Would an oath to the Constitution of Canada mean any more to the average Canadian than the current oath to Her Majesty? After all, there are 47 different constitutional acts and documents that relate to Canada. Of these 47 acts and documents, 30 are mentioned in the schedule of the Constitution Act, 1982. I doubt that very few of us in the House know which 30 constitutional acts and docu-
ments appear in the schedule of the Constitution, never mind the average Canadian.
To the average Canadian the Constitution of Canada and the subsequent Meech Lake accord of 1987 and the Charlottetown accord of 1992 were all deals made by a few men in back rooms. As the 1992 referendum on the Charlottetown accord demonstrated, when the people have a say on constitutional change, it is not necessarily the same one that the politicians have.
In my riding the vote against the Charlottetown accord was 71 per cent. That was not to say that people were happy with the current Constitution, but rather that they were unhappy with the entire process of constitutional amendments.

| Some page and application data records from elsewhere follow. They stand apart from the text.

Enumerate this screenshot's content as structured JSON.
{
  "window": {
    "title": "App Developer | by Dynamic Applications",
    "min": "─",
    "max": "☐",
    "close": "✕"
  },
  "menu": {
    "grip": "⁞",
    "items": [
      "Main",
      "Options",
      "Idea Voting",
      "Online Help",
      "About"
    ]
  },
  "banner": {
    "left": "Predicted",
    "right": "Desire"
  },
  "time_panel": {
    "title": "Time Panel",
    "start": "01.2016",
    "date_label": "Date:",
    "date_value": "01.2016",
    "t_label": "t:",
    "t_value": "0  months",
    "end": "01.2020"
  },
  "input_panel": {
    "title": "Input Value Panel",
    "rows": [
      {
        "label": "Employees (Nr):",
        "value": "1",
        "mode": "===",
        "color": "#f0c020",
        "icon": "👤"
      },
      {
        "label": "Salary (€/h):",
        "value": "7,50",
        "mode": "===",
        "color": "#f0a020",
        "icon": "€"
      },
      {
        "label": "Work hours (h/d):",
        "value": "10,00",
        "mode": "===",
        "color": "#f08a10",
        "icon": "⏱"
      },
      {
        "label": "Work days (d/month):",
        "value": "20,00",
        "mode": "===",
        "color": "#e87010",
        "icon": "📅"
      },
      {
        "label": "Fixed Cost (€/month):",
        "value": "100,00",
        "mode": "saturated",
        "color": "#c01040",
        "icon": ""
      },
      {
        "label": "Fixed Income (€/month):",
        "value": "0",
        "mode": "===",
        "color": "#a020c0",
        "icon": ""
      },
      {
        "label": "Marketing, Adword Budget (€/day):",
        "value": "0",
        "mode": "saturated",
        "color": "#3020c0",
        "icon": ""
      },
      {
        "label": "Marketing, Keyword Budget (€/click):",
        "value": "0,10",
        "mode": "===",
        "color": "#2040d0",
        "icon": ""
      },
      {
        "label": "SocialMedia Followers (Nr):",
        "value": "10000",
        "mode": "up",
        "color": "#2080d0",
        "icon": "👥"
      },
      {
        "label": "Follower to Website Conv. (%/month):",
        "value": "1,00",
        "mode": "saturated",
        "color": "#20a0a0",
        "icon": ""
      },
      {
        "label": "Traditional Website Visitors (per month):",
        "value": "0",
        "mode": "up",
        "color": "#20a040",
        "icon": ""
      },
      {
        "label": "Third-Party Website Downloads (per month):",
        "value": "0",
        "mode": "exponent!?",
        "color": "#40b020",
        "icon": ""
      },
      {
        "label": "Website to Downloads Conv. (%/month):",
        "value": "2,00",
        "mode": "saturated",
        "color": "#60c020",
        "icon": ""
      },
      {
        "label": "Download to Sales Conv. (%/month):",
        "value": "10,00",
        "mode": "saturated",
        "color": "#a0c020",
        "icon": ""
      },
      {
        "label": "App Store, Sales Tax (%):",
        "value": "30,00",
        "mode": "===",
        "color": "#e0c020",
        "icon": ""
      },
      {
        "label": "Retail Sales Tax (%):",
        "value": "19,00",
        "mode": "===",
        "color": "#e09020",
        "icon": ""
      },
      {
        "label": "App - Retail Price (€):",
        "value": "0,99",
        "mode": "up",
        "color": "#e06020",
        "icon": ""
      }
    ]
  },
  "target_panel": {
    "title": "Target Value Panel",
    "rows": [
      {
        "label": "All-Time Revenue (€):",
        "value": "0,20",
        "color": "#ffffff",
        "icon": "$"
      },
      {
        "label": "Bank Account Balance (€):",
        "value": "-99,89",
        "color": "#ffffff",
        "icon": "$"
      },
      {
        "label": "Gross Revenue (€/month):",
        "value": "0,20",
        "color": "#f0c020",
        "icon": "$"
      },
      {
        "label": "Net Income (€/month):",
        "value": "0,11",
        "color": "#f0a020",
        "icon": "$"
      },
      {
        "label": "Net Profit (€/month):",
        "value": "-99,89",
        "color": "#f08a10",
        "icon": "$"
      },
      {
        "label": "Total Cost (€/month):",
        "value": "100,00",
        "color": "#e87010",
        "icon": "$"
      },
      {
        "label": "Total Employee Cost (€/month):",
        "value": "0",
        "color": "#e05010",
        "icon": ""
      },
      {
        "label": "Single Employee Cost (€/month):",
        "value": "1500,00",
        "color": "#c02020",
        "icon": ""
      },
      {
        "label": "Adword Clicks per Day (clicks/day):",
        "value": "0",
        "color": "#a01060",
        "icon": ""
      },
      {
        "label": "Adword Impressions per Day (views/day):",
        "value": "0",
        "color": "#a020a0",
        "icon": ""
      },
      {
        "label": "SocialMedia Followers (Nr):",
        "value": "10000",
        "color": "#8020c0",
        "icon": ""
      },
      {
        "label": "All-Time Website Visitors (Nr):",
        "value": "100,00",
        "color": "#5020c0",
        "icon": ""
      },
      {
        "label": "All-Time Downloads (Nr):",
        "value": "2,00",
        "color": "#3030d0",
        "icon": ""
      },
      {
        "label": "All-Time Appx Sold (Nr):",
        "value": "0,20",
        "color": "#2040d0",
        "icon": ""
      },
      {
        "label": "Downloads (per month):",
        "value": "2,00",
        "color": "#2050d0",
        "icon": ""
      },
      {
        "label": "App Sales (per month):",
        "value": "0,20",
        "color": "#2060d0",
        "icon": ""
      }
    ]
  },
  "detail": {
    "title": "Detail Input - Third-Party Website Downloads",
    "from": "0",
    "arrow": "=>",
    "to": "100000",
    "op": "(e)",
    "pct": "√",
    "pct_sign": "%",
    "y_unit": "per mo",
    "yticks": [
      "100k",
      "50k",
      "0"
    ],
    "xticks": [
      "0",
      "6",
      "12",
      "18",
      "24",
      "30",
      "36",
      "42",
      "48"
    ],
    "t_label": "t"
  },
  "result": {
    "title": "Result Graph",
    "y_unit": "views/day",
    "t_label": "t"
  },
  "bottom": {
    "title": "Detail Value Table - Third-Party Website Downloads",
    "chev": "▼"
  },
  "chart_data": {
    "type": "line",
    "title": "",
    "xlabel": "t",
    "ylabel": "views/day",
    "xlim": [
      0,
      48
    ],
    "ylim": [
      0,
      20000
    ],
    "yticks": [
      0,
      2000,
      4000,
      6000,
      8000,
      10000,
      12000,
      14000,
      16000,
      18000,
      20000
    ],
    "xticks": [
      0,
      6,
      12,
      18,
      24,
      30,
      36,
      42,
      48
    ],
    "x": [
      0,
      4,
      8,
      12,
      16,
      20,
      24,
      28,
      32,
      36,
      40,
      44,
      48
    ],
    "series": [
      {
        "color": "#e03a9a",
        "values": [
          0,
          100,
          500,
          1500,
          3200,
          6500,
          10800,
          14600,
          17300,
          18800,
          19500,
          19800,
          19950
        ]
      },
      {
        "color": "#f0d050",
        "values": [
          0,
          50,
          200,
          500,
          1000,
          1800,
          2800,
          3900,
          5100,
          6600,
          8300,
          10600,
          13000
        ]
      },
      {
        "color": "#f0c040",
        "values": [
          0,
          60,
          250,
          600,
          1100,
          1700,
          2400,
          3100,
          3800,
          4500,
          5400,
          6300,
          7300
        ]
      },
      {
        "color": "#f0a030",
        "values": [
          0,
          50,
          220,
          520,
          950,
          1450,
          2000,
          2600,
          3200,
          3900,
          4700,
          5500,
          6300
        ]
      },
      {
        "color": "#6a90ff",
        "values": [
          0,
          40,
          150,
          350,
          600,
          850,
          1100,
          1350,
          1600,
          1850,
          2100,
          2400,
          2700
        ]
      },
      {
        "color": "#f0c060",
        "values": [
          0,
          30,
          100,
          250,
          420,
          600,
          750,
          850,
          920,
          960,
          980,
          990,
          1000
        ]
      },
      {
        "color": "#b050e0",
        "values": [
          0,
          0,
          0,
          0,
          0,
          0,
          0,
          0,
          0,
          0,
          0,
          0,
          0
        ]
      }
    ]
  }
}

The Constitution of Canada does not belong only to members of this Parliament and the provincial legislatures. It should belong to all the people of Canada. If that were to happen, if we could develop a Constitution adopted by the majority of Canadian citizens, then the oath of Canadian citizenship as proposed by the hon. member from Notre-Dame-de-Grâce would have true meaning.
For us in the House to change the oath of Canadian citizenship without consulting with Canadian citizens would be wrong. And I do not just mean having a few hand picked advocacy groups appearing before the Standing Committee on Citizenship and Immigration. I mean letting all Canadians have a say. In true Reform Party tradition I did that earlier this year.
In a householder survey that was sent out in May, I asked the following two questions: (1) should the oath of Canadian citizenship be amended to introduce an allegiance to Canada in addition to allegiance to the Queen? or; (2) should the oath of Canadian citizenship be amended to introduce an allegiance to Canada replacing the allegiance to the Queen?
I asked my constituents that if they agreed that the oath of Canadian citizenship should be amended, which one of these two options would be preferable? Almost 95.5 per cent of the 3,209 constituents who responded to my survey said the oath should be changed. Of that total, 40.6 per cent said there should be an allegiance to Canada in addition to the allegiance to Her Majesty. But 54.8 per cent of respondents agreed that an allegiance to Canada should replace the allegiance to Her Majesty.
I do not know if the majority of my constituents would agree with the wording of Bill C-223. However, it is clear that the majority of my constituents agree with the sentiment of the bill.
Canadians have a lot to be proud of about our country and our past, but the fact that Canada existed as a country for almost 80 years before Canadians existed as a people is not something to be proud of.
Canada has reached the stage of maturity as a nation that we must now have a new oath of allegiance to our own country. However, whatever that allegiance is, it should not be left only to the 295 members of the House and those patronage appointees of the other place to decide. We need to let all Canadians participate in determining what Canadian citizenship really means. We have to trust the common sense of the common people.
I congratulate the hon. member for Notre-Dame-de-Grâce for putting this important bill before us. It is a shame that it was not made a votable item. It reflects poorly upon this House that it was not. Sooner or later, and I hope it is sooner, there should be and will be an oath of Canadian citizenship in which people actually pledge their allegiance to this great country of ours.